As architects, then, we organize energy and materials. Some of this energy might be forcibly extracted from humans, i.e., slavery, which none of us want. Automation is one way to avoid this outcome, because using robots rather than humans minimizes the risk of exploitation. (This assumes that the energy and material needed to create and power the robots are ethically obtained.) However, I propose another way that would still allow humans some input in the construction process while also lessening the sting of exploitation.
We can begin by looking at supply chains. The more complex and global a chain is, the greater the risk of discovering modern slave labor. As I see it, the problem lies with our current notion of supply, which narrowly describes linear material flows. But what if we were to reconceive supply in terms of circularity? Changing the way we source materials—away from mining the planet toward mining the built environment—would eliminate extraction, processing, and shipping at the top of supply chains, where forced labor is the most prevalent.
Circularity offers obvious environmental advantages. Apart from thwarting the depletion of natural resources, reaching a material recycling rate of 85 percent across our economy would reduce CO2 emissions by up to 50 billion tons, the equivalent of taking 10 billion cars off our roads. Applying this same lens to labor yields even more benefits. For example, mining existing buildings close to home for materials allows more control over labor conditions and strengthens local economies. One calculation estimates that every 10,000 tons of recycled waste can create more than 100 jobs, while the repairing and leasing economy could create exponentially more.
Construction is the most extensive material storage and waste stream in the economy. By changing the industry’s perspective on materials and acknowledging their economic value even past their ostensible “use-by” date, we could remake the built environment into a material depot that we can return to again and again.
In recent years, reuse has become influential among architects and developers. Though this is encouraging, we think of it almost exclusively on the scale of a single building. Scaling up to the level of supply chains changes our understanding of what we do. Design becomes the act of temporarily allocating a finite amount of material to accommodate specific activities. It’s clear that, framed in this way, the level of care and precision we expend in assembly should also be given to disassembly.
To preserve the value of materials and reallocate them for future functions, we need to know specifics about their type and quality. Driven by urgent sustainability goals, numerous start-ups that have appeared in Europe capture essential material information and package it in a raw materials passport made available via online platforms such as RotorDC. These platforms essentially function as a public library of materials in the built environment. Designers work with materials available in this library, much as a chef prepares a meal based on what is in season.

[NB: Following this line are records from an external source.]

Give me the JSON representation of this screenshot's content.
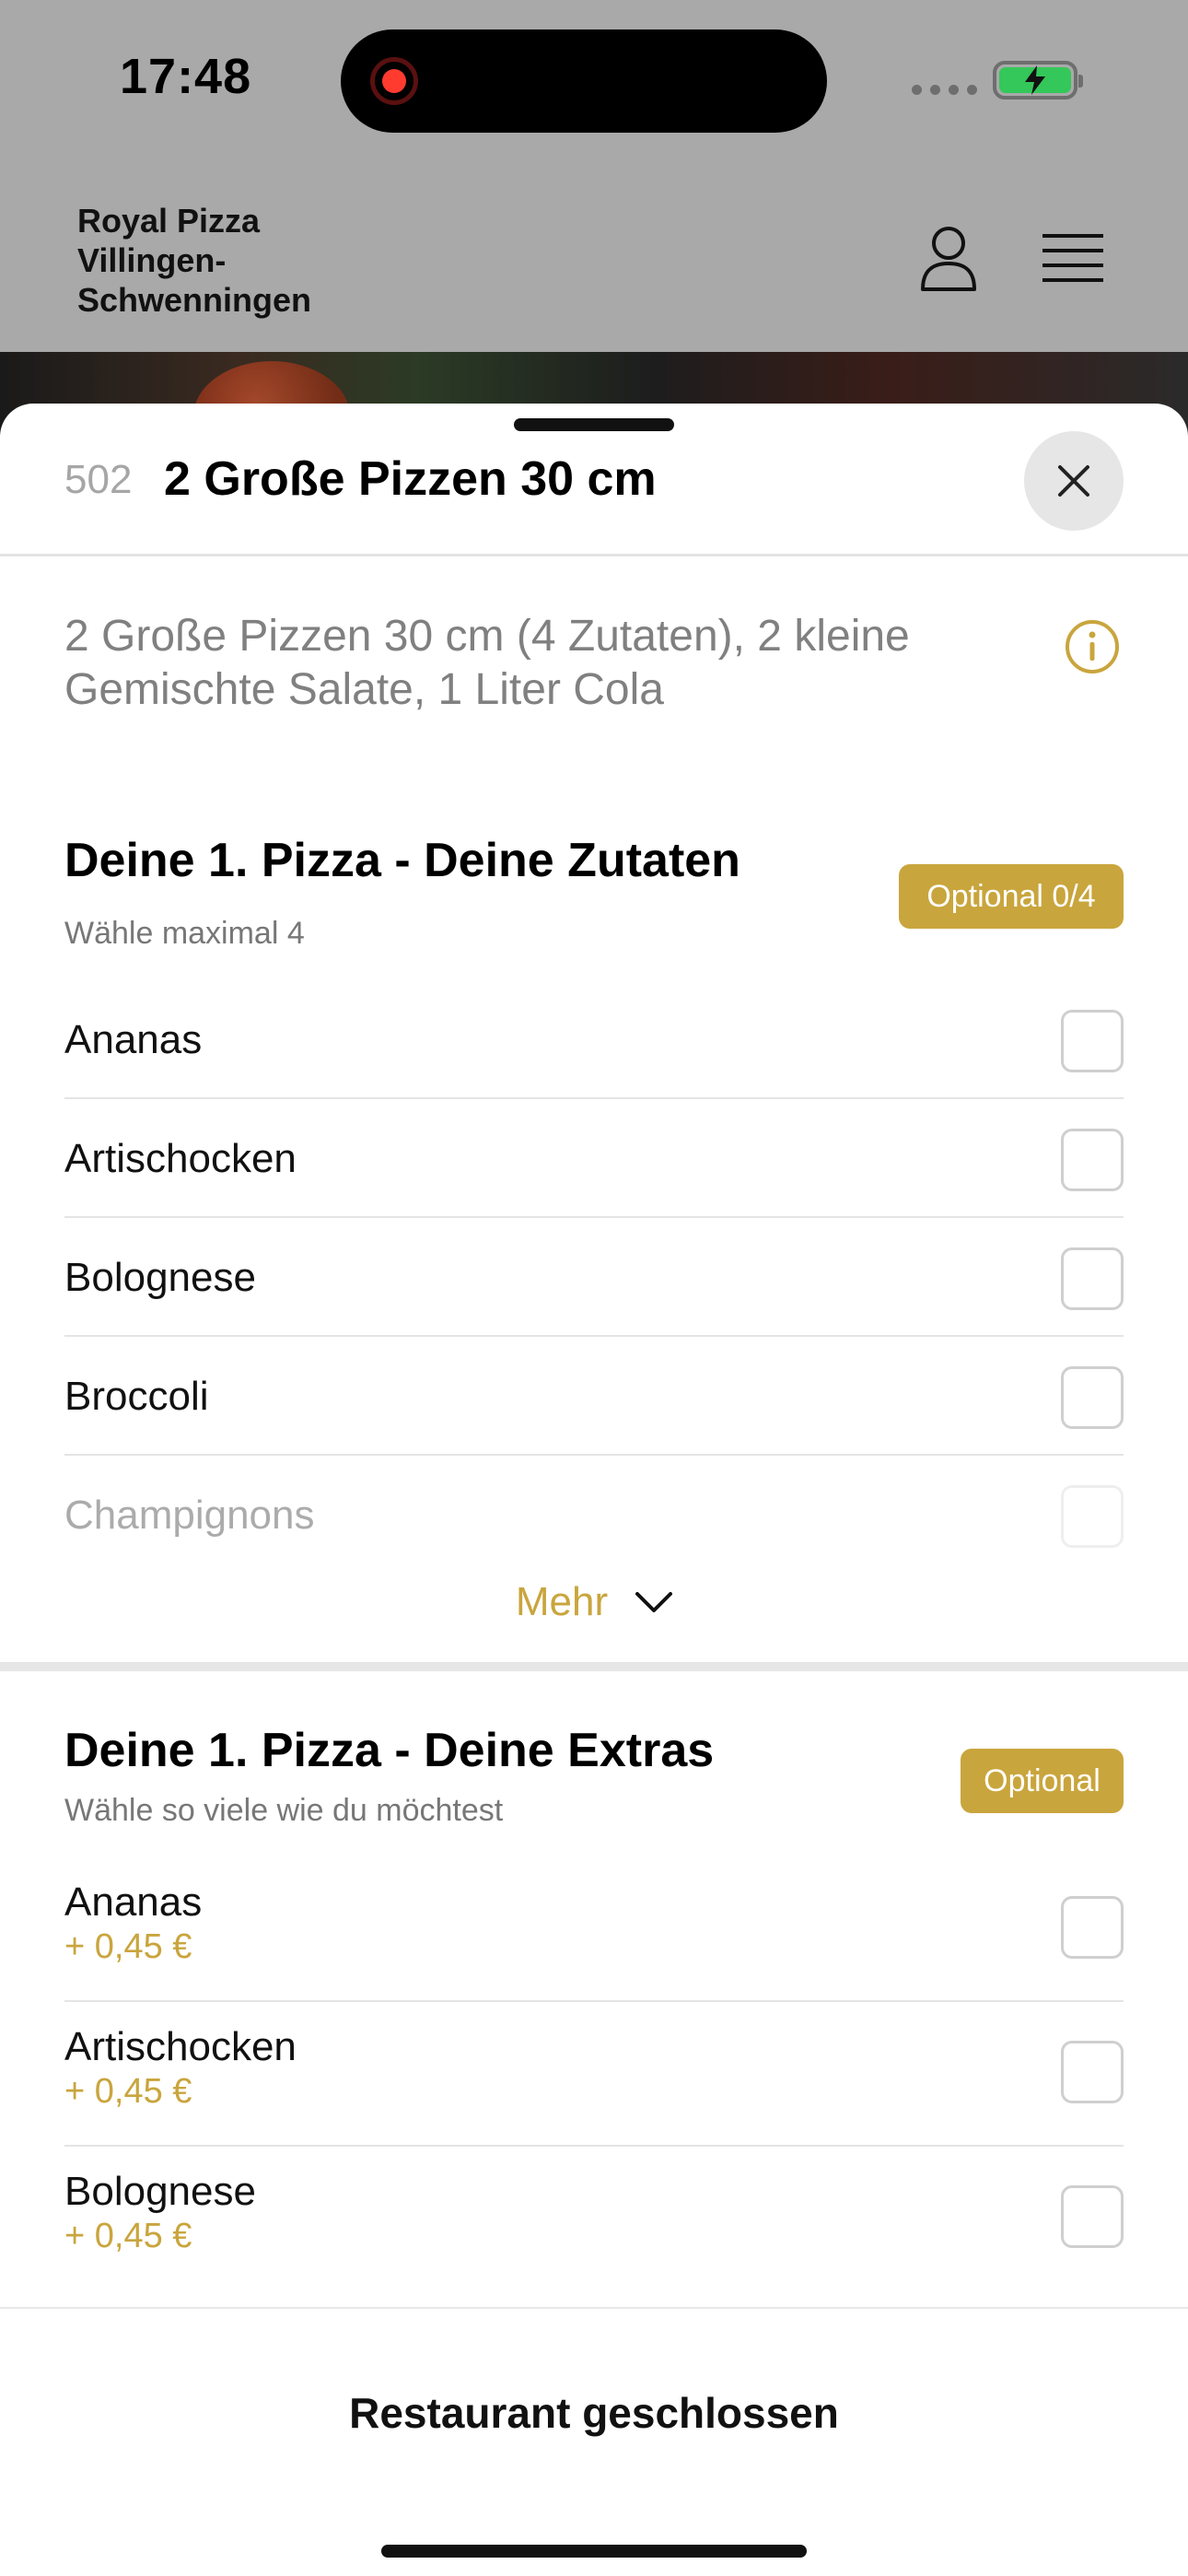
{
  "status_bar": {
    "time": "17:48"
  },
  "header": {
    "restaurant_name": "Royal Pizza Villingen-Schwenningen",
    "user_icon": "user-icon",
    "menu_icon": "hamburger-menu-icon"
  },
  "sheet": {
    "item_number": "502",
    "item_title": "2 Große Pizzen 30 cm",
    "description": "2 Große Pizzen 30 cm (4 Zutaten), 2 kleine Gemischte Salate, 1 Liter Cola",
    "sections": [
      {
        "title": "Deine 1. Pizza - Deine Zutaten",
        "subtitle": "Wähle maximal 4",
        "badge": "Optional 0/4",
        "options": [
          {
            "label": "Ananas",
            "checked": false
          },
          {
            "label": "Artischocken",
            "checked": false
          },
          {
            "label": "Bolognese",
            "checked": false
          },
          {
            "label": "Broccoli",
            "checked": false
          },
          {
            "label": "Champignons",
            "checked": false
          }
        ],
        "more_label": "Mehr"
      },
      {
        "title": "Deine 1. Pizza - Deine Extras",
        "subtitle": "Wähle so viele wie du möchtest",
        "badge": "Optional",
        "options": [
          {
            "label": "Ananas",
            "price": "+ 0,45 €",
            "checked": false
          },
          {
            "label": "Artischocken",
            "price": "+ 0,45 €",
            "checked": false
          },
          {
            "label": "Bolognese",
            "price": "+ 0,45 €",
            "checked": false
          }
        ]
      }
    ],
    "footer": "Restaurant geschlossen"
  },
  "colors": {
    "accent": "#c9a53d",
    "overlay": "#a9a9a9"
  }
}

Notwithstanding the environmental, social, and economic advantages, circular construction will become interesting only when accepted as a viable alternative. Getting to that point will be tough. There is a lack of familiarity with these concepts among builders, clients, financiers, and other parties in the chain. If investors cannot assess the value of the raw materials in a (dismountable) building, they cannot include them in the spreadsheet. Moreover, modular or dismountable construction is currently more expensive than linear construction approaches because of its innovative nature and the limited supply of circular construction solutions.
Government policy can jump-start the adoption of circular construction in numerous ways. It can mandate circularity for public projects, spearhead data gathering, develop and disseminate knowledge, and initiate standardization, while involving all partners in the chain at every turn. Because it takes years before a project needs to be renovated or dismantled, circular construction must be stimulated, possibly through tax incentives and regulations, so that companies can test new building methods and financial structures.
All of this could greatly benefit labor conditions, as it would involve a more developed local industry of de- and reconstruction. OHSHA and other organizations would set standards for health and safety on deconstruction sites, which would require a more knowledgeable and therefore better-trained labor force. Construction workers would become material librarians.
Here, I should note that the United States still builds more buildings than it demolishes, so net imports of raw materials will continue. Circularity is thus not the catchall solution to ridding the world of modern-day slavery in the built environment, but it can certainly contribute to that task.
Florian Idenburg is a cofounder of SO–IL, an architectural design firm based in Brooklyn. He is also part of the Design for Freedom Working Group, which aims to eradicate modern slavery from the built environment.